Ten Ways to Ruin Your Dream of Home Ownership
 

Financing the purchase of your first home can be stressful, if for no other reason than it will be one of your largest financial transactions in your lifetime. When you are ready to commit to buying (and financing a home), you want to maximize the possibility of being successful in your efforts, so consider avoiding the following situations:

1. Shopping for a home before you consult with a competent loan originator. As you probably wouldn't start on a trip to a distant destination that you had never been to without a road map, you surely wouldn't attempt buying a home until you know what you can qualify for, normally through a prequalification. Reviewing your amount and types of income, debts, liquid assets, credit record and other factors, will ease the route to home ownership.

2. Failing to disclose everything to your loan originator. When in doubt, mention it! Loan originators can do a better job if they can address potential problems in advance rather than at the last minute. When problems surface at the last moment, they are much harder to deal with than working on them from the beginning.

3. Spending your savings on anything other than bare essentials once you are committed. It's better to save the money, at least until your new home loan closes. If you still have a strong desire to spend the money after closing, you still can, but the likelihood that you will after closing is greatly diminished.

4. Buying major items like an automobile, major appliance, window coverings or an unnecessary adult "toy". If you are relocating to Alaska, you don't need to buy a new, four wheel drive utility vehicle or an expensive motor home. The typical vehicle payment is half or more of a monthly payment on a new home. Remember, the number one goal is to get into a new home, and not to have a vehicle whose four wheel drive option typically isn't needed for the bulk of driving in Alaska.

5. Applying for, obtaining or using your credit cards. More monthly debt impacts your home purchase. Numerous credit inquires on your credit report, while explainable, also affect your credit score.

6. Quitting or changing your job, or taking a promotion and a raise or drop in pay.

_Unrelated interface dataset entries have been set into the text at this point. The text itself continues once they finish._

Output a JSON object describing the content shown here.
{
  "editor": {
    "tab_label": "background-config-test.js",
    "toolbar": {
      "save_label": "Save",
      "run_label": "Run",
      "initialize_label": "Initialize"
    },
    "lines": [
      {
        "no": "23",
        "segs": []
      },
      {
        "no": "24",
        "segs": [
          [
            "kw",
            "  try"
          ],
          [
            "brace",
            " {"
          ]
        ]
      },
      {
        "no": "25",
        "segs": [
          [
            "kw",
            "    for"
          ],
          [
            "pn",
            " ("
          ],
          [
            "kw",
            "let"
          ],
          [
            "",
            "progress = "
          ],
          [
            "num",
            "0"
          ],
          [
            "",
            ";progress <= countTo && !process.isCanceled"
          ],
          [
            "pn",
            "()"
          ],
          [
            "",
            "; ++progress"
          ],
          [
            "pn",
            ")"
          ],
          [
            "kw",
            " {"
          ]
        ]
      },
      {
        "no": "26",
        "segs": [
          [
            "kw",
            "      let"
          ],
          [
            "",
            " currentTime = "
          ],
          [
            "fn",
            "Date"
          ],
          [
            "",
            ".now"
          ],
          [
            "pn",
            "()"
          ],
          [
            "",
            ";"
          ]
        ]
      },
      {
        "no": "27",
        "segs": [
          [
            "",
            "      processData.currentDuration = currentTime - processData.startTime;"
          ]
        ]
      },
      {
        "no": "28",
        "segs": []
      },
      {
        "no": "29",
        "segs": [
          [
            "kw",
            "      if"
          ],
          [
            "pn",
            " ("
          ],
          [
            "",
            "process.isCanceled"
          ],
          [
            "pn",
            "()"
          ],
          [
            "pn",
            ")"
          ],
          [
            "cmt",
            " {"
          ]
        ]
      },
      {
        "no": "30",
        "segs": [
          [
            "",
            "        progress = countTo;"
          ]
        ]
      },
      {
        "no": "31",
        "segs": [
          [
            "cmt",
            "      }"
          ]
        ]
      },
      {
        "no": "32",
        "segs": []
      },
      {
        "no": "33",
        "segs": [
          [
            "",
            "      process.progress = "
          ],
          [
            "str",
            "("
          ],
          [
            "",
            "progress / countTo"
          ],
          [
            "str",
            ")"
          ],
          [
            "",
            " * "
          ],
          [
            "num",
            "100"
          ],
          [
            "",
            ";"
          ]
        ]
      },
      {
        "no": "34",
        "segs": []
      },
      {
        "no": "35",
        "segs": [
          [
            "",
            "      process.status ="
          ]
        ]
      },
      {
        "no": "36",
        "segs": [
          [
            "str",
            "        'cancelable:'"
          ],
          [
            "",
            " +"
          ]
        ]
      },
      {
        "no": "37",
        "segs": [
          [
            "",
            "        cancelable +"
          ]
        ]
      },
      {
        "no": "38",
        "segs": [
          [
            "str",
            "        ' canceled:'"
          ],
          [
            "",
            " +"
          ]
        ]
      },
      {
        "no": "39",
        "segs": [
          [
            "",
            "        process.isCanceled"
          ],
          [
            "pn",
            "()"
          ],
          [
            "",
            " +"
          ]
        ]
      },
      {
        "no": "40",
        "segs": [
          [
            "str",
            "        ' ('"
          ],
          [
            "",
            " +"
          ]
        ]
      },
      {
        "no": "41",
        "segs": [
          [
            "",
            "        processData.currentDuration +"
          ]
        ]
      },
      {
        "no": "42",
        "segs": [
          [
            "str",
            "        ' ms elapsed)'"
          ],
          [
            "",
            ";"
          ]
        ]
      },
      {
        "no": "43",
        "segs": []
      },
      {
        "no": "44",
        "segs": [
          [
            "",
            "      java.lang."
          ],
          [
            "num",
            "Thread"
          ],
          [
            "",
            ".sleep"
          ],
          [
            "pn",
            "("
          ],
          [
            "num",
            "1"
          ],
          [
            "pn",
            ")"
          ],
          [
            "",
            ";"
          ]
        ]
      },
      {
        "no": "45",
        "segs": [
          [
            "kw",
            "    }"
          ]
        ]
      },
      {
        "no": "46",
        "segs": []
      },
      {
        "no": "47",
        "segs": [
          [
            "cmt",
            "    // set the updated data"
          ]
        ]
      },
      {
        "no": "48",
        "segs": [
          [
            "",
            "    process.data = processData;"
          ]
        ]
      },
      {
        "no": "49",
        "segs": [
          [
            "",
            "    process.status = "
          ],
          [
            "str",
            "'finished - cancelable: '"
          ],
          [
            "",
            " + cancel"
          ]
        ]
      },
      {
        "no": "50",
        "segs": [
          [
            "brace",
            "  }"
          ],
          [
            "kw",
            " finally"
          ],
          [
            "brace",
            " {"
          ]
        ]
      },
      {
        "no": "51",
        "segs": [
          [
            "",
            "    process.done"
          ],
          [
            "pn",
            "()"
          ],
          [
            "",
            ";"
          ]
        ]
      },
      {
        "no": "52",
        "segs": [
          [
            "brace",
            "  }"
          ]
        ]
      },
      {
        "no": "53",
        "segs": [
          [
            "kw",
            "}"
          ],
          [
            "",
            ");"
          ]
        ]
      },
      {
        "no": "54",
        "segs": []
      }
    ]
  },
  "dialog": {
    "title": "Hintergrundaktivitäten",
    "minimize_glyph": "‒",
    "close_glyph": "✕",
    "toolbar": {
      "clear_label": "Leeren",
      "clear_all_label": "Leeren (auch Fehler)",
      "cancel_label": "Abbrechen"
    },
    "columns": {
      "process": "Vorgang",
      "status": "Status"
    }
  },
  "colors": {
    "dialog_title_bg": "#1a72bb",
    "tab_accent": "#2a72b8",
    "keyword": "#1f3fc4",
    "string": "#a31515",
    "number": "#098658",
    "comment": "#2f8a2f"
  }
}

Any significant change in your ability to continue earning income as documented can have an impact on your ability to qualify for and close on a home loan. Consult with your loan originator and other competent professional sources, such as your attorney, CPA or Realtor when such possibilities arise.

7. Separating from or filing for a divorce or dissolution from your spouse. If your life is changing, seek advice before reaching any decision. If you are going to purchase and finance a home, work with your loan originator in addition to other professionals prior to proceeding with any legal proceedings.

8. Suing or getting sued. Litigation is costly and often times devastating to your financial security. Avoid, to the extent possible, any legal difficulties or actions because the costs in all likelihood will be high, both financially and emotionally.

Article continued at http://www.alaska.net/~premier/tenways.htm